ACOG Releases Guidelines on Diagnosis and Management of Polycystic Ovary Syndrome - Practice Guidelines
Update on Oral Contraceptive Pills - Article
ABSTRACT: Oral contraceptive pills are widely used and are generally safe and effective for many women. The World Health Organization has developed a risk classification system to help physicians advise patients about the safety of oral contraceptive pills. The choice of pill formulation is influenced by clinical considerations. By choosing appropriately from the available pill formulations, family physicians can minimize negative side effects and maximize noncontraceptive benefits for their patients. Additional monitoring and follow-up are necessary in special populations, such as women over 35 years of age, smokers, perimenopausal women and adolescents. Third-generation progestins are additional options for achieving noncontraceptive benefits, but their use has raised new questions about thrombogenesis. The U.S. Food and Drug Administration has labeled emergency postcoital contraception for use following unprotected coitus. Oral contraceptive pills are associated with few clinically significant drug interactions, although consideration of interactions remains important.

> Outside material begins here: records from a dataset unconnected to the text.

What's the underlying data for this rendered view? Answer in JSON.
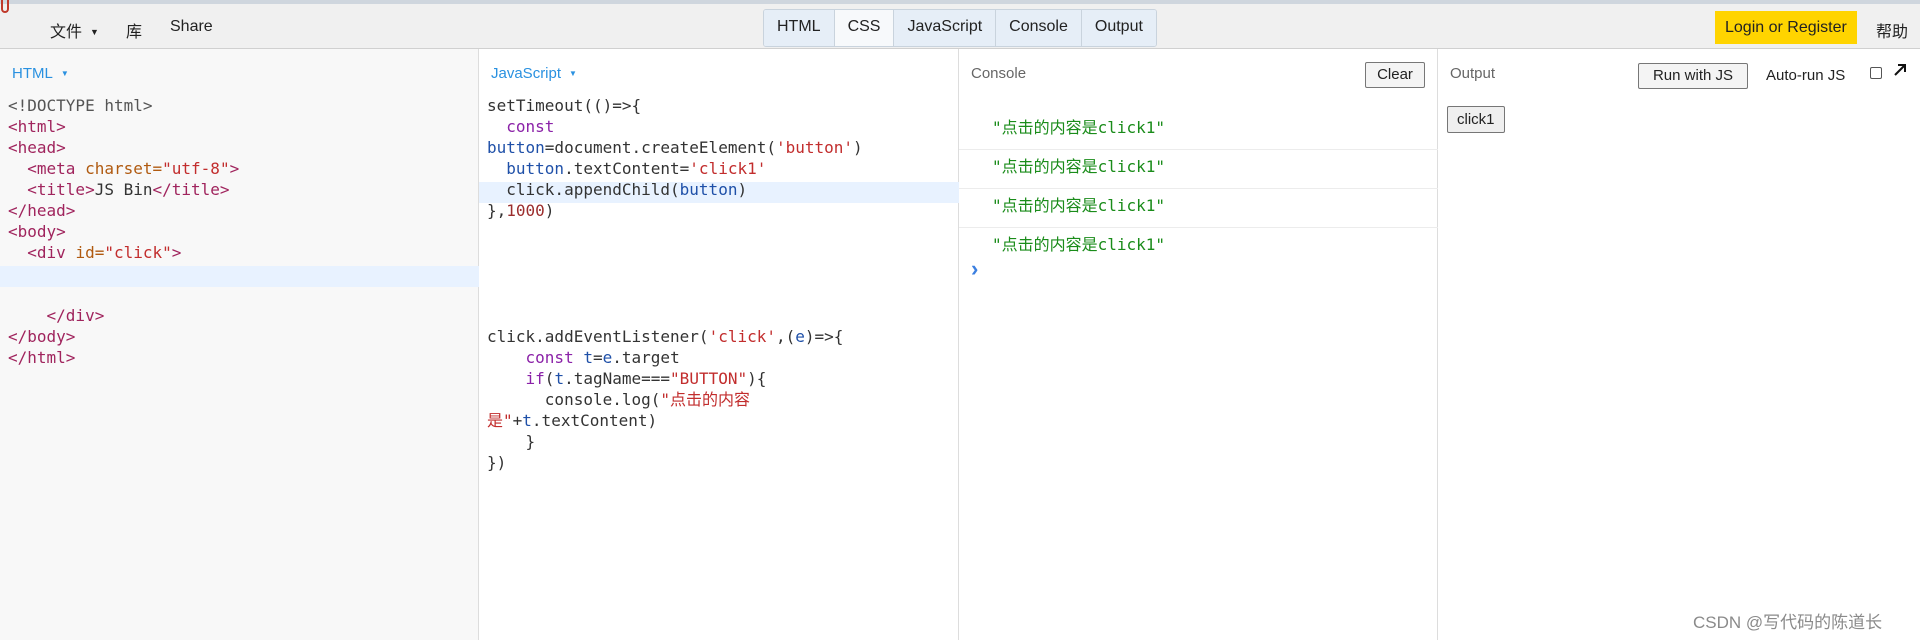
{
  "topbar": {
    "file_label": "文件",
    "library_label": "库",
    "share_label": "Share",
    "tabs": [
      "HTML",
      "CSS",
      "JavaScript",
      "Console",
      "Output"
    ],
    "login_label": "Login or Register",
    "help_label": "帮助",
    "accent_color": "#ffd400"
  },
  "html_panel": {
    "label": "HTML",
    "lines": [
      "<!DOCTYPE html>",
      "<html>",
      "<head>",
      "  <meta charset=\"utf-8\">",
      "  <title>JS Bin</title>",
      "</head>",
      "<body>",
      "  <div id=\"click\">",
      "",
      "",
      "    </div>",
      "</body>",
      "</html>"
    ]
  },
  "js_panel": {
    "label": "JavaScript",
    "lines": [
      "setTimeout(()=>{",
      "  const",
      "button=document.createElement('button')",
      "  button.textContent='click1'",
      "  click.appendChild(button)",
      "},1000)",
      "",
      "",
      "",
      "",
      "",
      "click.addEventListener('click',(e)=>{",
      "    const t=e.target",
      "    if(t.tagName===\"BUTTON\"){",
      "      console.log(\"点击的内容",
      "是\"+t.textContent)",
      "    }",
      "})"
    ]
  },
  "console_panel": {
    "label": "Console",
    "clear_label": "Clear",
    "logs": [
      "\"点击的内容是click1\"",
      "\"点击的内容是click1\"",
      "\"点击的内容是click1\"",
      "\"点击的内容是click1\""
    ],
    "prompt": "›"
  },
  "output_panel": {
    "label": "Output",
    "run_label": "Run with JS",
    "autorun_label": "Auto-run JS",
    "autorun_checked": false,
    "rendered_button_label": "click1"
  },
  "watermark": "CSDN @写代码的陈道长"
}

ABSTRACT: Unintended pregnancy can occur when women stop one birth control method before starting another. To prevent gaps in contraception, physicians should ask women regularly about adverse effects, cost, difficulty remembering the next dose, and other issues that affect adherence. Women who want to change contraceptive methods need accurate advice about how to do so. Some contraception transitions require an overlap between the old method and the new method. To switch safely from one contraceptive to another without overlap, women may go directly from the old method to the new method, abstaining from sexual intercourse or using a barrier method, such as condoms or spermicide, for the first seven days.
ABSTRACT: Endometriosis, which affects up to 10 percent of reproductive-aged women, is the presence of endometrial tissue outside of the uterine cavity. It is more common in women with pelvic pain or infertility (25 to 40 percent and 70 to 90 percent, respectively). Some women with endometriosis are asymptomatic, whereas others present with symptoms such as debilitating pelvic pain, dysmenorrhea, dyspareunia, and decreased fertility. Diagnosis of endometriosis in primary care is predominantly clinical. Initial treatment includes common agents used for primary dysmenorrhea, such as nonsteroidal anti-inflammatory drugs, combination estrogen/progestin contraceptives, or progestin-only contraceptives. There is some evidence that these agents are helpful and have few adverse effects. Referral to a gynecologist is necessary if symptoms persist or the patient is unable to become pregnant. Laparoscopy is commonly used to confirm the diagnosis before additional treatments are pursued. Further treatments include gonadotropin-releasing hormone analogues, danazol, or surgical removal of ectopic endometrial tissue. These interventions may control symptoms more effectively than initial treatments, but they can have significant adverse effects and limits on duration of therapy.